Food waste is a global economic and environmental problem and in the U.S. alone accounts for $29 BN annually. While many people are food insecure, food that is perfectly fine for consumption gets thrown out because of confusion surrounding expiration dates, sell by dates and best buy dates. Many of these date labels are inconsistent and do not actually indicate the food’s safety but rather is the manufacturer’s estimate of the product’s freshness or best taste.
Bump Mark is a different type of food label – it’s patent pending technology is bio-reactive so that the label degrades at the same rate of the food, turning the gelatin layer into liquid which creates bumps on the packaging that the consumer can feel to assess if the food is bad or not. If it is smooth, the product is fine to eat, if there are bumps- time to discard.
The composition of the label is illustrated below:
Bump Mark was created by designer Solveiga Pakštaitė who developed it while studying at London’s Brunel University. Currently Bump Mark is used for various meats and Pakstaite is exploring other plant-based options that could be used for different types of foods. With a “living”, reactive label consumers could better understand if their food was still fit for consumption without relying on expiry dates.
- Food processors/manufacturers
- Food retailers
- Consumers of food

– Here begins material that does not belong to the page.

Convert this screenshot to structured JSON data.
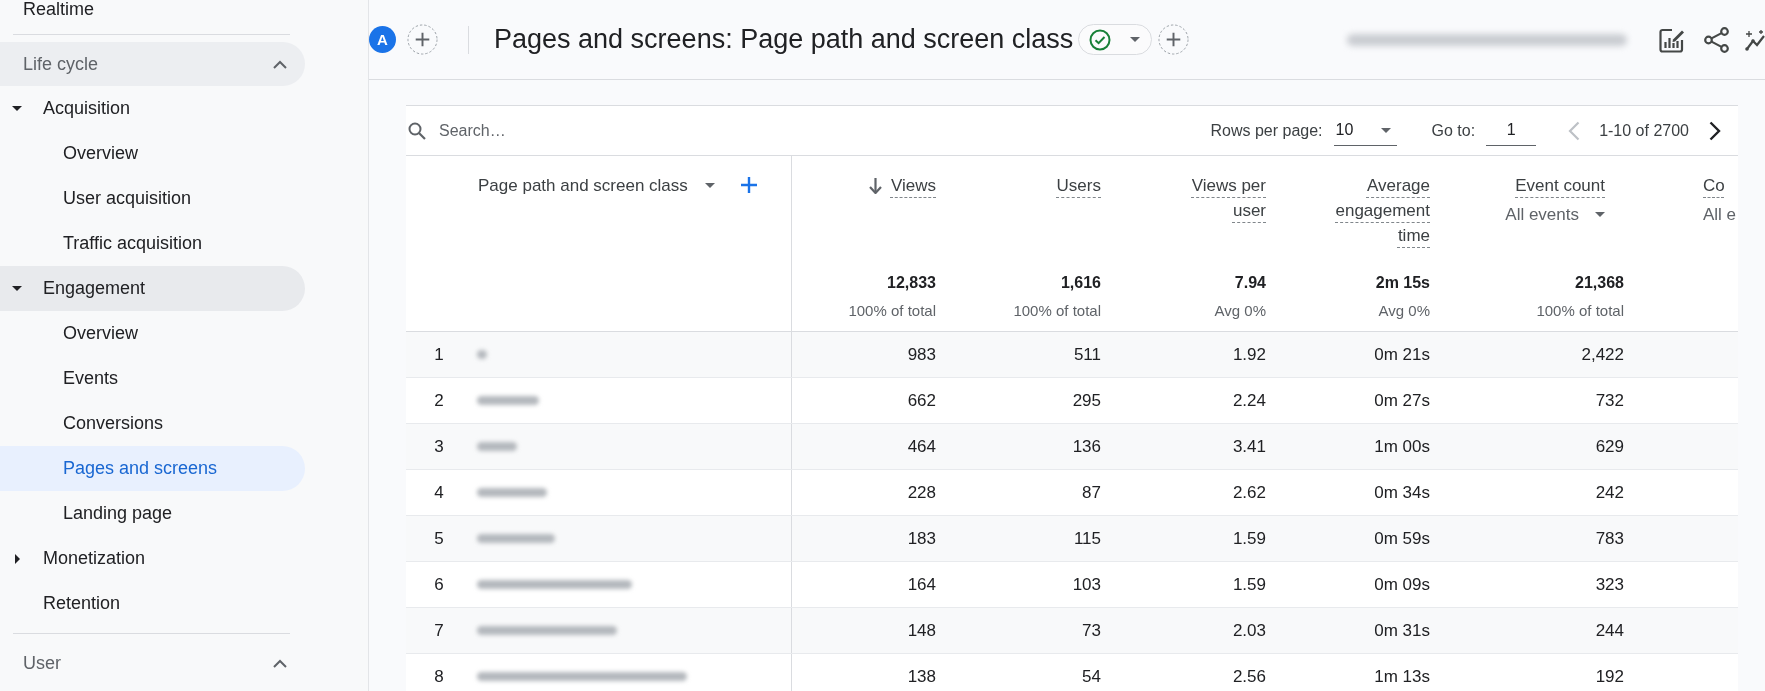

Pakstaite’s firm Design by Sol firm is currently looking for partners so that the labels can be fully developed and launched. Possible hurdles to launch could be regulatory requirements, as in the U.S. for example, the FDA would have oversight. There could also be push back from the food industry, who may see a reduction in sales if consumers are wasting less but also consuming else as a result.